Risks to troops in Bamiyan growing

HANK SCHOUTEN
Last updated 05:00 06/08/2012

Relevant offers

Asia

The High-Heeled Shoe church formally opens in Taiwan village Here's why the Land Rover rip off might succeed Researchers discover what is likely the world's deepest underwater sinkhole in the South China Sea Northeast India rain, floods kill seven, force 1.2 million from homes Bangladesh police kill nine militants plotting major attack Tokyo knifeman stabs dozens, killing at least 19 Tiger mauls woman to death in Chinese safari park Bangladesh police arrest four female militants in hunt for cafe attackers 'They electrocuted me' say Indonesia's death-row prisoners nearing execution China's flooding leaves 170 dead

Bamiyan is one of the quieter provinces in Afghanistan, and the latest incident is the deadliest of New Zealand's nine-year deployment there.

Typically, the greatest challenges faced by the troops of New Zealand's Provincial Reconstruction Team are the climate and appalling roads. But there have been signs of a growing military threat, particularly in the northeast, where the latest battle took place.

The 140-strong PRT is on its 20th rotation in Bamiyan, patrolling the rugged central highlands, maintaining contact with locals and watching for insurgent activity.

When the force was first sent to the impoverished province in 2003, troops patrolled in Toyota utes, but the growing risk has prompted the Defence Force to provide them with armoured Humvees and light armoured vehicles.

Most of the present contingent are drawn from the Christchurch-based 2nd First Battalion and led by Lieutenant Colonel Pete Hall. They began their rotation in April and are expected to return home in October.

The PRT was to have stayed in Afghanistan until September 2014 but Foreign Minister Murray McCully said in May that the team would leave the area late next year.
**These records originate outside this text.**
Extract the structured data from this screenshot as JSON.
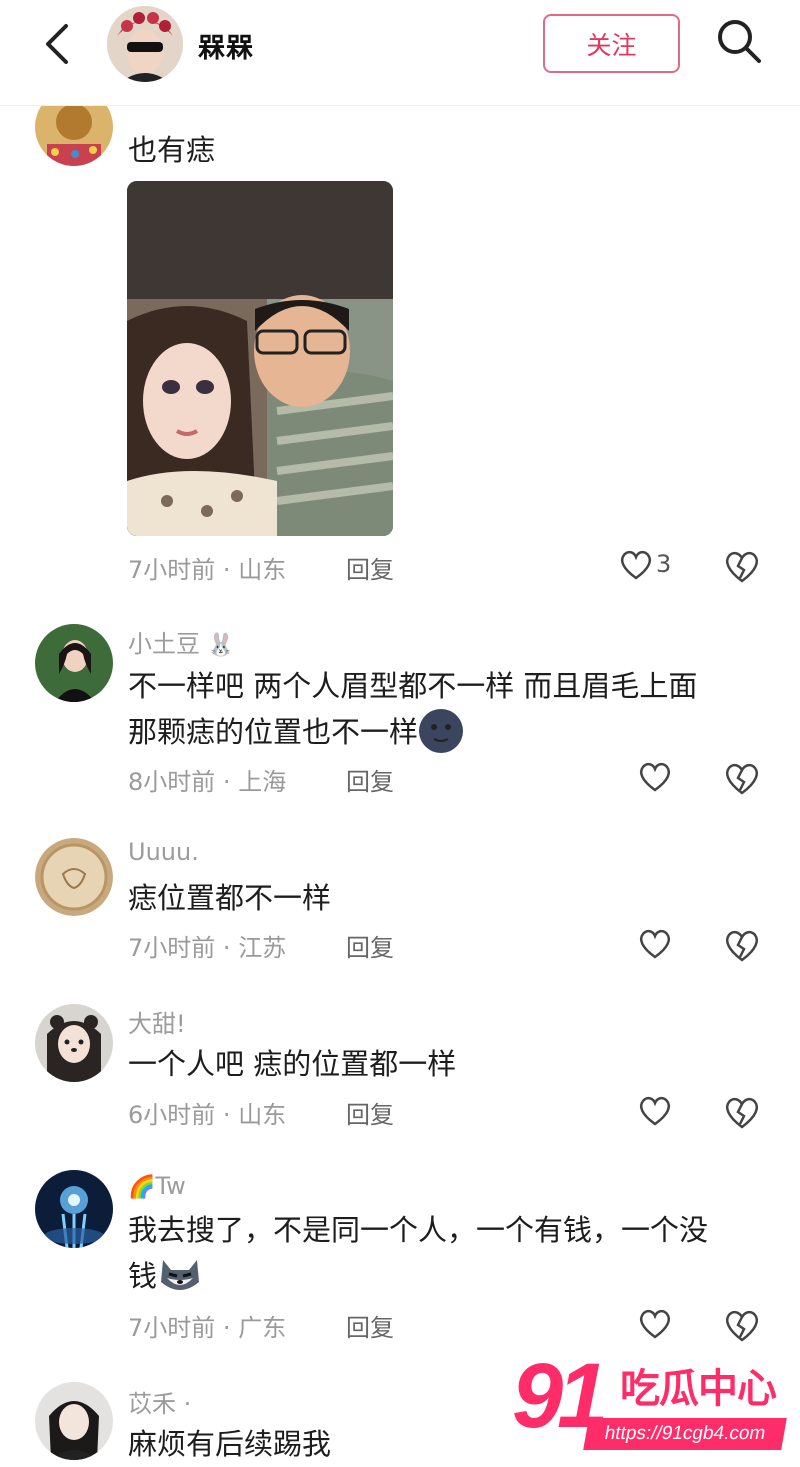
{
  "header": {
    "username": "槑槑",
    "follow_label": "关注"
  },
  "comments": [
    {
      "text": "也有痣",
      "time": "7小时前",
      "location": "山东",
      "reply_label": "回复",
      "likes": "3"
    },
    {
      "username": "小土豆",
      "text_line1": "不一样吧 两个人眉型都不一样 而且眉毛上面",
      "text_line2": "那颗痣的位置也不一样",
      "time": "8小时前",
      "location": "上海",
      "reply_label": "回复"
    },
    {
      "username": "Uuuu.",
      "text": "痣位置都不一样",
      "time": "7小时前",
      "location": "江苏",
      "reply_label": "回复"
    },
    {
      "username": "大甜!",
      "text": "一个人吧  痣的位置都一样",
      "time": "6小时前",
      "location": "山东",
      "reply_label": "回复"
    },
    {
      "username": "Tw",
      "text_line1": "我去搜了，不是同一个人，一个有钱，一个没",
      "text_line2": "钱",
      "time": "7小时前",
      "location": "广东",
      "reply_label": "回复"
    },
    {
      "username": "苡禾 ·",
      "text": "麻烦有后续踢我"
    }
  ],
  "separator": "·",
  "watermark": {
    "number": "91",
    "name": "吃瓜中心",
    "url": "https://91cgb4.com"
  },
  "colors": {
    "accent": "#e0395f",
    "watermark": "#ff2c6a"
  },
  "icons": [
    "back-arrow-icon",
    "search-icon",
    "heart-icon",
    "broken-heart-icon",
    "rabbit-emoji",
    "dark-moon-emoji",
    "husky-emoji",
    "rainbow-emoji"
  ]
}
This is in line with United States and Nato plans to run down their commitments and hand over security to Afghan forces.

The first reconstruction team was sent to Afghanistan, along with the SAS, as a gesture of support to the United States and Nato after the New Zealand Government refused to support the invasion of Iraq.

New Zealand's role in Afghanistan has played a crucial part in helping to restore military and political links with the US after the Anzus Treaty split of 1985.

Ad Feedback

- The Dominion Post

Special offers

Featured Promotions

Sponsored Content